This blog is part of our series developed in collaboration with the Reiff Center for Human Rights and Conflict Resolution at Christopher Newport University.
In June of 2017, Afghan President Ashrah Ghani signed the Cyber Crime Code into law, outlining the proper use of the internet and other communication devices. The code defines what qualifies as a cybercrime – something that had never previously been explained in legislation. With nearly 24 million internet users across Afghanistan, the threat of cyber warfare, gambling, terrorism, and even espionage pushed the state to instill the new code for the protection of citizens and government processes alike.
Since 2002, the nation has increased its phone and internet capabilities exponentially. The communication sector has experienced a distinct economic boom, with more than 120,000 Afghan citizens now working in the telecom sector and the creation of the country’s first truly technologically advanced generation. Increasing access to the internet also brings rise to use of the platform as a means of sociopolitical advocacy for Afghan citizens. Everything from politics, ethnicity, religion, and even sectarianism are discussed on these platforms. Social movements have achieved great success with the help of social media; movements like Uprising for Change in protest of a massive suicide attack in 2017 and The Enlightenment Movement both took flight on social media and were able to spread awareness and information to citizens in a way that would have been impossible before.
Women in particular have benefitted from this increased connectivity. The publication Motherboard tells the tale of Freshta, an 18-year-old Afghan woman, who enrolled in an online program with the help of her brother, Elham. Elham bought his sister a laptop and a cellphone and registered her for lessons online for three hours, four days a week. He also created social media accounts to allow her to connect and collaborate with her classmates around the world. Such a small step is very important for Afghan women who have long been denied these fundamental experiences.
Just as Freshta’s experience highlights how women are able to capitalize on improvements in internet access to contribute to their educational growth, the increased access also helps to more easily track abuses against all citizens. In March of 2016, a video was posted online depicting two Afghan police officers beating a man and then dragging him behind a truck. As there is currently no monitoring mechanism in place to track abuse reports, the notoriety of the video was what led the government to investigate the incident and punish the abusers. With the widespread adoption of technology, social media posts like these can help to raise national awareness about criminal and human right abuses. Women in particular are increasingly likely to experience online harassment, and privacy threats rank highest against women.

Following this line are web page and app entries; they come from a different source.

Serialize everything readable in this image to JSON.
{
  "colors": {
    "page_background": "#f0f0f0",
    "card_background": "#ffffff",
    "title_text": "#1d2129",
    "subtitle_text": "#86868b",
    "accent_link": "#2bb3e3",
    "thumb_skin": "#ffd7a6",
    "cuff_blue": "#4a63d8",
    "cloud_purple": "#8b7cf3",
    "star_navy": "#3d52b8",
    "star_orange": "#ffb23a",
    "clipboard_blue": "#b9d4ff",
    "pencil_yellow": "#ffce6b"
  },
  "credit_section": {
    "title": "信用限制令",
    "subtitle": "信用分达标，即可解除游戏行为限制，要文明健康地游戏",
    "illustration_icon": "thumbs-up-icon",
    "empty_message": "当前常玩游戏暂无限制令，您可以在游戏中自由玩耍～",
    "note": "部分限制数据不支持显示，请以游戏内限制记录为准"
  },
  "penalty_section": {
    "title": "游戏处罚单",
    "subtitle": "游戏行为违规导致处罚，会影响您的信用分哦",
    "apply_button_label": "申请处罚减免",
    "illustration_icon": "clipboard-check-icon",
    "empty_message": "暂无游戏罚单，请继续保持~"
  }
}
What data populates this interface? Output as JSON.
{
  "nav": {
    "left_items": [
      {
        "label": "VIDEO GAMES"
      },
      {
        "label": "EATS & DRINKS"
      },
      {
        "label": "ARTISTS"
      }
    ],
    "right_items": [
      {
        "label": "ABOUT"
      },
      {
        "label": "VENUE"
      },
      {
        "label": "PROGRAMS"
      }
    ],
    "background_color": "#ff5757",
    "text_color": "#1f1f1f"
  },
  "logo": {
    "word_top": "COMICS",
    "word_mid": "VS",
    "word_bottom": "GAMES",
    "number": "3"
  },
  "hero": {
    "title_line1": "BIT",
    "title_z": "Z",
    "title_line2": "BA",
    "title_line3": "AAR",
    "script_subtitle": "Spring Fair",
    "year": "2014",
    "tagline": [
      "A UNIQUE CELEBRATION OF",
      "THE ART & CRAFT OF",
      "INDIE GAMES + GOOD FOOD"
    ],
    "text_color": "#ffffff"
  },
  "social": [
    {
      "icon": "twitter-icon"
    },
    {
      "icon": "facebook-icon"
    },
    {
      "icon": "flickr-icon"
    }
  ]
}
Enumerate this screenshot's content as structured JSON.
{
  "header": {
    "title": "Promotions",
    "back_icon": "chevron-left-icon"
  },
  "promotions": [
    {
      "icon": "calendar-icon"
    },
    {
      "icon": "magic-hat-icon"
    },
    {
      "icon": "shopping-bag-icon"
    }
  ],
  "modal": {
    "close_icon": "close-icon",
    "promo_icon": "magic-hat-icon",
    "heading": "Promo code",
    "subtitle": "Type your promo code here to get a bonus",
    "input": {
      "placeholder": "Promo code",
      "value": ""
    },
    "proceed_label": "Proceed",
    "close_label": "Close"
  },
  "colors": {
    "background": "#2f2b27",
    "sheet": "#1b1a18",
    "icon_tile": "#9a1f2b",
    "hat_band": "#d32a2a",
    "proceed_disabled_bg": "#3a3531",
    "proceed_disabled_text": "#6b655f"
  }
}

Internet access provides a way to bring attention to abuses and is a platform that informs not just the everyday citizen, but also those in power as to what is happening and how the people are responding.
As Afghanistan continues to adjust to its newfound role as a technological player, the government should look for ways to collaborate with civil society organizations to inform citizens on the rights and regulations that make up the Cyber Crime Law as well as to ensure that all citizens are being protected equally under the new law. Media rights-based organizations in Afghanistan continue to advocate for laws and policies that uphold freedom of expression and the right to information, as well as serving as a watchdog of the government to ensure transparency and accountability. Civil society’s involvement will only strengthen the enforcement of the Cyber Crime Law and ensure that the gaps in the law – including women’s privacy and protection – are brought to the attention of decision makers.